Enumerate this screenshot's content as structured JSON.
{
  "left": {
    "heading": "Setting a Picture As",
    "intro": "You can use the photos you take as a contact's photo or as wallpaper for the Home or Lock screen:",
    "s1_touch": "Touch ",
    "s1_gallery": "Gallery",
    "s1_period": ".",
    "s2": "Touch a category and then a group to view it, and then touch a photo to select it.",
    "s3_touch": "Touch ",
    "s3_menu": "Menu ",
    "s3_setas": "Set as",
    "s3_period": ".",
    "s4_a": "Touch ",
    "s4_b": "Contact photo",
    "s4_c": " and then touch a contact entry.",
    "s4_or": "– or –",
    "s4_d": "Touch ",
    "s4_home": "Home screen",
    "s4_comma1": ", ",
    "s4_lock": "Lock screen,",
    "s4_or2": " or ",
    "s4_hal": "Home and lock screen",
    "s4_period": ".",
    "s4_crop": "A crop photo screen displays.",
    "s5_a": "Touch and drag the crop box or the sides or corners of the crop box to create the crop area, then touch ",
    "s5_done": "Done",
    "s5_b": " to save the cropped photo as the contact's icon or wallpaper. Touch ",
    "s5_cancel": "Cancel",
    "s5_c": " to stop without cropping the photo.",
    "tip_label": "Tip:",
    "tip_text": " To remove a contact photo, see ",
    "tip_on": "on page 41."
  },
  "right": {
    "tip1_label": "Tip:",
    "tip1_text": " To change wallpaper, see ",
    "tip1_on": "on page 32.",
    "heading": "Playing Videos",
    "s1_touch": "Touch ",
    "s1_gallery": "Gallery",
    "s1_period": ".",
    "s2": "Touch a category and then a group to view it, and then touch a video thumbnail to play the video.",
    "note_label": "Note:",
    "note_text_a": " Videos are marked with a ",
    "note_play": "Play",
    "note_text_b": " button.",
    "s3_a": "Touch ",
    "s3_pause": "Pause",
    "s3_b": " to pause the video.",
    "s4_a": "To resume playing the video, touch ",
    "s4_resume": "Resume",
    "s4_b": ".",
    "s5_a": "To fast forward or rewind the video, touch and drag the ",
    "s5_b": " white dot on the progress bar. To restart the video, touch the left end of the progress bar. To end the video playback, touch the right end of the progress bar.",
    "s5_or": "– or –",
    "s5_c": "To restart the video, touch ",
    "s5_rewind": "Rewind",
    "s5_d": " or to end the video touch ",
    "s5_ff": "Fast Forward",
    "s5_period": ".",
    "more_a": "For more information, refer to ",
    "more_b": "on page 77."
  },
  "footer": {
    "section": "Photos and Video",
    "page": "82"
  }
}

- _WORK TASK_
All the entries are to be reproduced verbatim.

- _RESULT BELOW_
Enumerate this screenshot's content as structured JSON.
{
  "left": {
    "heading": "Setting a Picture As",
    "intro": "You can use the photos you take as a contact's photo or as wallpaper for the Home or Lock screen:",
    "s1_touch": "Touch ",
    "s1_gallery": "Gallery",
    "s1_period": ".",
    "s2": "Touch a category and then a group to view it, and then touch a photo to select it.",
    "s3_touch": "Touch ",
    "s3_menu": "Menu ",
    "s3_setas": "Set as",
    "s3_period": ".",
    "s4_a": "Touch ",
    "s4_b": "Contact photo",
    "s4_c": " and then touch a contact entry.",
    "s4_or": "– or –",
    "s4_d": "Touch ",
    "s4_home": "Home screen",
    "s4_comma1": ", ",
    "s4_lock": "Lock screen,",
    "s4_or2": " or ",
    "s4_hal": "Home and lock screen",
    "s4_period": ".",
    "s4_crop": "A crop photo screen displays.",
    "s5_a": "Touch and drag the crop box or the sides or corners of the crop box to create the crop area, then touch ",
    "s5_done": "Done",
    "s5_b": " to save the cropped photo as the contact's icon or wallpaper. Touch ",
    "s5_cancel": "Cancel",
    "s5_c": " to stop without cropping the photo.",
    "tip_label": "Tip:",
    "tip_text": " To remove a contact photo, see ",
    "tip_on": "on page 41."
  },
  "right": {
    "tip1_label": "Tip:",
    "tip1_text": " To change wallpaper, see ",
    "tip1_on": "on page 32.",
    "heading": "Playing Videos",
    "s1_touch": "Touch ",
    "s1_gallery": "Gallery",
    "s1_period": ".",
    "s2": "Touch a category and then a group to view it, and then touch a video thumbnail to play the video.",
    "note_label": "Note:",
    "note_text_a": " Videos are marked with a ",
    "note_play": "Play",
    "note_text_b": " button.",
    "s3_a": "Touch ",
    "s3_pause": "Pause",
    "s3_b": " to pause the video.",
    "s4_a": "To resume playing the video, touch ",
    "s4_resume": "Resume",
    "s4_b": ".",
    "s5_a": "To fast forward or rewind the video, touch and drag the ",
    "s5_b": " white dot on the progress bar. To restart the video, touch the left end of the progress bar. To end the video playback, touch the right end of the progress bar.",
    "s5_or": "– or –",
    "s5_c": "To restart the video, touch ",
    "s5_rewind": "Rewind",
    "s5_d": " or to end the video touch ",
    "s5_ff": "Fast Forward",
    "s5_period": ".",
    "more_a": "For more information, refer to ",
    "more_b": "on page 77."
  },
  "footer": {
    "section": "Photos and Video",
    "page": "82"
  }
}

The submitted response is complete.